[Start of Attachment]
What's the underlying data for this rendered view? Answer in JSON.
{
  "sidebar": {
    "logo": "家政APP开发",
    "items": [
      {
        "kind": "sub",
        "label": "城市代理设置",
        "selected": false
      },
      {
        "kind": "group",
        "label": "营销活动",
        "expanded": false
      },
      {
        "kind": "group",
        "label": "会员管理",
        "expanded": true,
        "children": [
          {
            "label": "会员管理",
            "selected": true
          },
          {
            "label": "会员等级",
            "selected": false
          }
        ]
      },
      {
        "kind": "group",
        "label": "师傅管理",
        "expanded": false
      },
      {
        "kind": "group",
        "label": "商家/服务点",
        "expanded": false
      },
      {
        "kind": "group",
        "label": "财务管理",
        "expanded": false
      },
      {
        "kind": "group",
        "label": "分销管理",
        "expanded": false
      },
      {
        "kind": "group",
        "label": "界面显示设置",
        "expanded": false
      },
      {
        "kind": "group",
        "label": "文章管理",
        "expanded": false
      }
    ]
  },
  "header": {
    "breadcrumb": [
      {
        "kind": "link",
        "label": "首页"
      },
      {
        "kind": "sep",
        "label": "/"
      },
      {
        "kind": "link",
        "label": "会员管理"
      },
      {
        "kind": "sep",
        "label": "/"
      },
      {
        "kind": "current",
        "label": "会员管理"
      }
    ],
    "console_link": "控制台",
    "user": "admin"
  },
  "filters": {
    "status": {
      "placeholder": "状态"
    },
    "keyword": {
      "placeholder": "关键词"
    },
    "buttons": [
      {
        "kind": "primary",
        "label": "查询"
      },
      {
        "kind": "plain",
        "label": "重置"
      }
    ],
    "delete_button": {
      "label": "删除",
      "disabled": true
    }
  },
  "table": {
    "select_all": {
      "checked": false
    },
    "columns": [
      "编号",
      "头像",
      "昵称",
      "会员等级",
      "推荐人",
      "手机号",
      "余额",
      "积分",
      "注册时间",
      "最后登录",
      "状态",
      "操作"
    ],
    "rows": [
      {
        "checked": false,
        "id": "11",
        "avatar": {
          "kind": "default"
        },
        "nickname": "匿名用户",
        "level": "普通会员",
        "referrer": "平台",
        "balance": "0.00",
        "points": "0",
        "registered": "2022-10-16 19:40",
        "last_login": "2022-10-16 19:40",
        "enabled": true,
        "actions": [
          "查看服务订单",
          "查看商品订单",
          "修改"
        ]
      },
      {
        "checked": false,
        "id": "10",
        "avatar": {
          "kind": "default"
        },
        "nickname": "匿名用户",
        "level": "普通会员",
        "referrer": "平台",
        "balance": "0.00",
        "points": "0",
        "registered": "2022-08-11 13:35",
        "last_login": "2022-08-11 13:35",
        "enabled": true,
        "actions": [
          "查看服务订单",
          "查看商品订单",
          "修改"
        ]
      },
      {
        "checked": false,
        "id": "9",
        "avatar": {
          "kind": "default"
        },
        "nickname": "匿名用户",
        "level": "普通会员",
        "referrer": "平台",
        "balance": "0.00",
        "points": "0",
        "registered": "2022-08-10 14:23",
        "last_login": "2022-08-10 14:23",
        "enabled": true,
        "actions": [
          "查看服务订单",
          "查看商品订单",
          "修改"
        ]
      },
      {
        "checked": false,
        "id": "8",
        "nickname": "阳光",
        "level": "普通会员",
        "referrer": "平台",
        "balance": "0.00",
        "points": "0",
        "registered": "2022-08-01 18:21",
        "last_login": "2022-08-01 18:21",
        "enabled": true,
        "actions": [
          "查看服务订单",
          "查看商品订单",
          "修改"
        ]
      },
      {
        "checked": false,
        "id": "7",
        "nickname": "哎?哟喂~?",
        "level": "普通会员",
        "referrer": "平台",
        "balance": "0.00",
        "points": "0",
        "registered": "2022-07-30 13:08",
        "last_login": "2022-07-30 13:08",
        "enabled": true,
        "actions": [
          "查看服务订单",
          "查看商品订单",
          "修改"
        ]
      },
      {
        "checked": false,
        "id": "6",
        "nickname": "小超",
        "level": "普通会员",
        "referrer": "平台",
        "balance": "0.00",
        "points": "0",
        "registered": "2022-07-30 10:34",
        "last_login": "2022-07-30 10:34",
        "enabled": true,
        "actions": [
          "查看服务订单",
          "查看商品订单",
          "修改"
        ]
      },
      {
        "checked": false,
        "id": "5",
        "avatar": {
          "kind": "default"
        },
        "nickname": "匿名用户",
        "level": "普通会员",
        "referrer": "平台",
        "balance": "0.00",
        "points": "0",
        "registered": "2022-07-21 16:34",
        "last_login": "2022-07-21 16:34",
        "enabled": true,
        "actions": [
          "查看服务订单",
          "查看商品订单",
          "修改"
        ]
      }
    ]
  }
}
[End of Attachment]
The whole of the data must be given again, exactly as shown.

What's the underlying data for this rendered view? Answer in JSON.
{
  "sidebar": {
    "logo": "家政APP开发",
    "items": [
      {
        "kind": "sub",
        "label": "城市代理设置",
        "selected": false
      },
      {
        "kind": "group",
        "label": "营销活动",
        "expanded": false
      },
      {
        "kind": "group",
        "label": "会员管理",
        "expanded": true,
        "children": [
          {
            "label": "会员管理",
            "selected": true
          },
          {
            "label": "会员等级",
            "selected": false
          }
        ]
      },
      {
        "kind": "group",
        "label": "师傅管理",
        "expanded": false
      },
      {
        "kind": "group",
        "label": "商家/服务点",
        "expanded": false
      },
      {
        "kind": "group",
        "label": "财务管理",
        "expanded": false
      },
      {
        "kind": "group",
        "label": "分销管理",
        "expanded": false
      },
      {
        "kind": "group",
        "label": "界面显示设置",
        "expanded": false
      },
      {
        "kind": "group",
        "label": "文章管理",
        "expanded": false
      }
    ]
  },
  "header": {
    "breadcrumb": [
      {
        "kind": "link",
        "label": "首页"
      },
      {
        "kind": "sep",
        "label": "/"
      },
      {
        "kind": "link",
        "label": "会员管理"
      },
      {
        "kind": "sep",
        "label": "/"
      },
      {
        "kind": "current",
        "label": "会员管理"
      }
    ],
    "console_link": "控制台",
    "user": "admin"
  },
  "filters": {
    "status": {
      "placeholder": "状态"
    },
    "keyword": {
      "placeholder": "关键词"
    },
    "buttons": [
      {
        "kind": "primary",
        "label": "查询"
      },
      {
        "kind": "plain",
        "label": "重置"
      }
    ],
    "delete_button": {
      "label": "删除",
      "disabled": true
    }
  },
  "table": {
    "select_all": {
      "checked": false
    },
    "columns": [
      "编号",
      "头像",
      "昵称",
      "会员等级",
      "推荐人",
      "手机号",
      "余额",
      "积分",
      "注册时间",
      "最后登录",
      "状态",
      "操作"
    ],
    "rows": [
      {
        "checked": false,
        "id": "11",
        "avatar": {
          "kind": "default"
        },
        "nickname": "匿名用户",
        "level": "普通会员",
        "referrer": "平台",
        "balance": "0.00",
        "points": "0",
        "registered": "2022-10-16 19:40",
        "last_login": "2022-10-16 19:40",
        "enabled": true,
        "actions": [
          "查看服务订单",
          "查看商品订单",
          "修改"
        ]
      },
      {
        "checked": false,
        "id": "10",
        "avatar": {
          "kind": "default"
        },
        "nickname": "匿名用户",
        "level": "普通会员",
        "referrer": "平台",
        "balance": "0.00",
        "points": "0",
        "registered": "2022-08-11 13:35",
        "last_login": "2022-08-11 13:35",
        "enabled": true,
        "actions": [
          "查看服务订单",
          "查看商品订单",
          "修改"
        ]
      },
      {
        "checked": false,
        "id": "9",
        "avatar": {
          "kind": "default"
        },
        "nickname": "匿名用户",
        "level": "普通会员",
        "referrer": "平台",
        "balance": "0.00",
        "points": "0",
        "registered": "2022-08-10 14:23",
        "last_login": "2022-08-10 14:23",
        "enabled": true,
        "actions": [
          "查看服务订单",
          "查看商品订单",
          "修改"
        ]
      },
      {
        "checked": false,
        "id": "8",
        "nickname": "阳光",
        "level": "普通会员",
        "referrer": "平台",
        "balance": "0.00",
        "points": "0",
        "registered": "2022-08-01 18:21",
        "last_login": "2022-08-01 18:21",
        "enabled": true,
        "actions": [
          "查看服务订单",
          "查看商品订单",
          "修改"
        ]
      },
      {
        "checked": false,
        "id": "7",
        "nickname": "哎?哟喂~?",
        "level": "普通会员",
        "referrer": "平台",
        "balance": "0.00",
        "points": "0",
        "registered": "2022-07-30 13:08",
        "last_login": "2022-07-30 13:08",
        "enabled": true,
        "actions": [
          "查看服务订单",
          "查看商品订单",
          "修改"
        ]
      },
      {
        "checked": false,
        "id": "6",
        "nickname": "小超",
        "level": "普通会员",
        "referrer": "平台",
        "balance": "0.00",
        "points": "0",
        "registered": "2022-07-30 10:34",
        "last_login": "2022-07-30 10:34",
        "enabled": true,
        "actions": [
          "查看服务订单",
          "查看商品订单",
          "修改"
        ]
      },
      {
        "checked": false,
        "id": "5",
        "avatar": {
          "kind": "default"
        },
        "nickname": "匿名用户",
        "level": "普通会员",
        "referrer": "平台",
        "balance": "0.00",
        "points": "0",
        "registered": "2022-07-21 16:34",
        "last_login": "2022-07-21 16:34",
        "enabled": true,
        "actions": [
          "查看服务订单",
          "查看商品订单",
          "修改"
        ]
      }
    ]
  }
}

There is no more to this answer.